Right now I am just 19 and I already don’t have either a grandfather or a grandmother. However the situation was different just a few years ago, at that time my mom’s mother lived with us. Her name was Aimkhan. She was a very beautiful and kind woman. She had 11 children, the youngest of which is my mother. As long as I remember myself, grandmother had always lived with us. She lived a long life, so she always had something to tell. My grandmother and her family were born in Eastern Turkistan (Xingjiang Uygur Autonomous Region) Kashgar city, but due to political reasons she had to migrate to Kyrgyzstan. However she always told us stories and reminisced time in Kashgar. One of my favorite stories is the one about heroes of Uighur nation.
My grandmother got married when she was very young and my grandfather’s family was in politics. At that time after already failing one attempt to declare an independence Uighurs were preparing for a next try. My grandfather’s cousin, whose name was Abdukerim Abbas was the head of the government of the unrecognized country. According to the international rights in order for a country to be sovereign its independence has to be recognised by at least 3 countries. Joseph Stalin, general secretary of the communist party of the USSR made the Clayton’s promise to be the first to extend recognition to a state. Feeling very excited and glad about the possible future declaration of independence Abdukerim Abbas and all his delegates got aboard of a helicopter heading to Moscow.

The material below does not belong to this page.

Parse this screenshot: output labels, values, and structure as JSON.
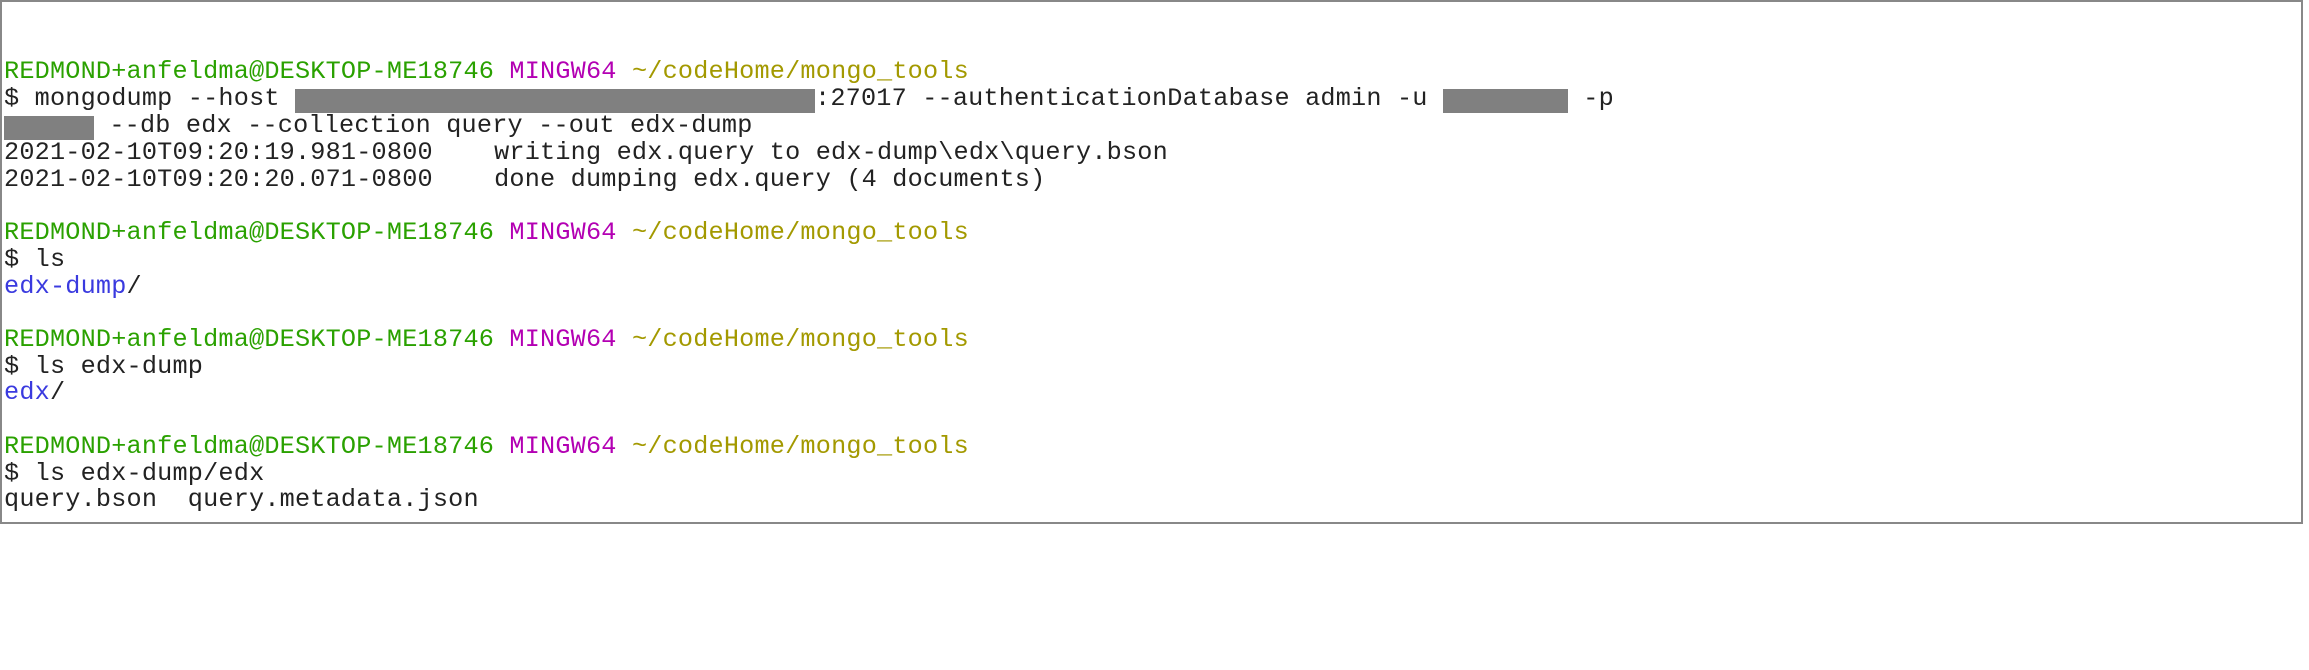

The flight went all right but when they landed at the Moscow the situation went out of control. As soon as they step on the ground they were taken to the KGB’s head office on the Lubyanka and tortured by the Russian agents until the death. As for the Uighur people in China who were looking forward to coming their liberators back home both Moscow and Beijing prepared another version of what has happened that days. For a long time people in XingZang couldn’t get in touch with anybody who went to Moscow on that fatal plane. Just as time passed it was announced that the plane was wrecked and no one survived. It was clear for everybody that what happened to Abdukerim Abbas and his people wasn’t just an incident but people were too afraid to do anything. Since this news flew across, my grandmother and her family had 24 hours to pack all their belongings and leave their homeland forever. And this is the starting point when a great number of Uighur people emigrated to all Central Asian countries.
At the end of this story grandmother liked to repeat “Always be ready to serve your people”. Unfortunately she had never come back to the Kashgar and never knew what happened to her house, neighbors and people she knew. One of the things brought from Kashgar in 1960 was an album with pictures of Abdukerim Abbas and other members of the family. I always feel proud to be a part of our family.